An effective, ongoing recruitment operation is the cornerstone of all other activities a student group does. People and the time and talent they voluntarily give to your group are your most important resources, more important than money. You can't and won't want to do everything on your own. Plus you won't be able to effectively advance the mission of your group without a team.
Here are some other simple reasons why your group needs to constantly be recruiting:
- Identify potential leaders
- Instill dedication in members doing the recruiting
- Have a constant, permanent, and public presence on campus
- Power in numbers
- Have to overcome turnover and attrition when members graduate or flake out on you
There are a variety of recruitment tactics, but here are a couple general strategic guidelines first:
- Recruit as early as possible. The sooner you have a team the sooner you can mobilize it into action on behalf of your cause. Start in the summer online or even during the spring semester in preparation for the fall semester.
- Recruit as many freshmen as possible. They have no commitments yet and thus have a lot of free time. Assuming you lead the organization well, these freshmen you recruit now could spend their entire college career dedicated to your student group, recruiting others to grow your iron cadre and general membership. Also, the younger your members are the more time you'll have to instill dedication in them and develop their leadership skills.
- Don't get discouraged! Most people are going to be uninterested or try to ignore you. Rejection will happen often. Just keep engaging students! The only reason students should get by you without talking to you is because you are already talking with another student.
Here are some common, proven recruitment methods/tools:
- Human Sandwichboard (my favorite technique and the most effective on-the-spot method)
- Tabling (especially at student organization fairs, which can supply some of your best members)
- Campus canvass (in-person or by emailing a survey to every student)
- Clipboarding: just like Human Sandwichboad and Tabling except no table or sandwichboard
- Stationary Sandwichboards
- Chalking sidewalks, plazas, chalkboards, etc.
- Flier handouts (placing fliers in the hands of students as they walk by)
- Posting posters or fliers (make sure it includes one big attractive visua and your group's contact info)
The methods of recruitment are virtually limitless. Every event or activism your group does is a recruitment opportunity; always have a sign up sheet handy. Almost every substantial interaction with another person is a potential recruitment opportunity; don't be afraid to probe a new friend's political views to see if they might make a good member.

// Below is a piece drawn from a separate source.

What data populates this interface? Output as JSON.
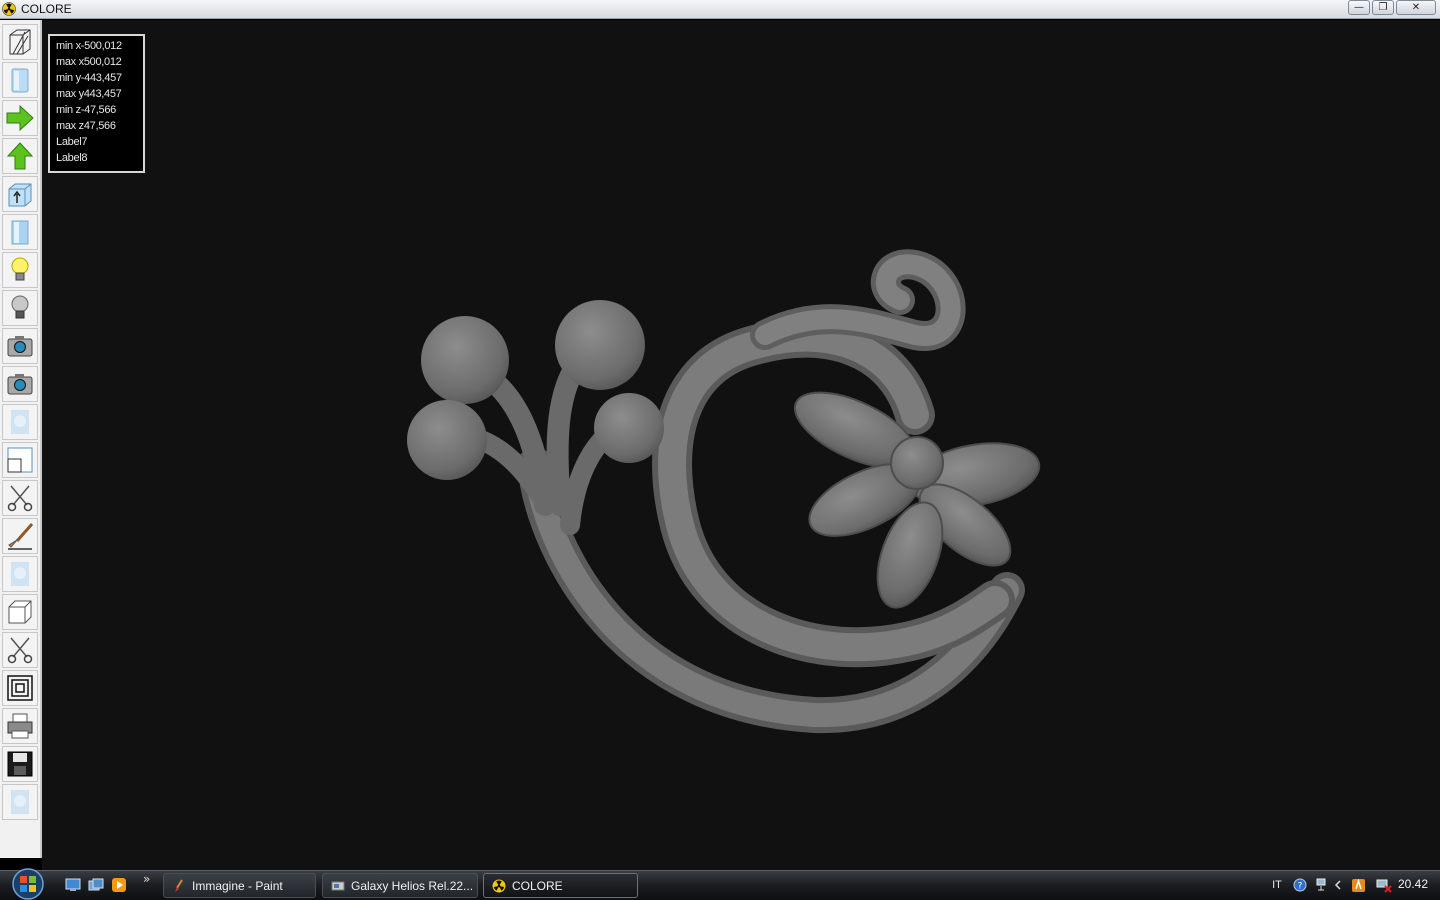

Always be on the lookout for people who share your political views on various issues and try to empower them to be active and effective in your group or start their own group.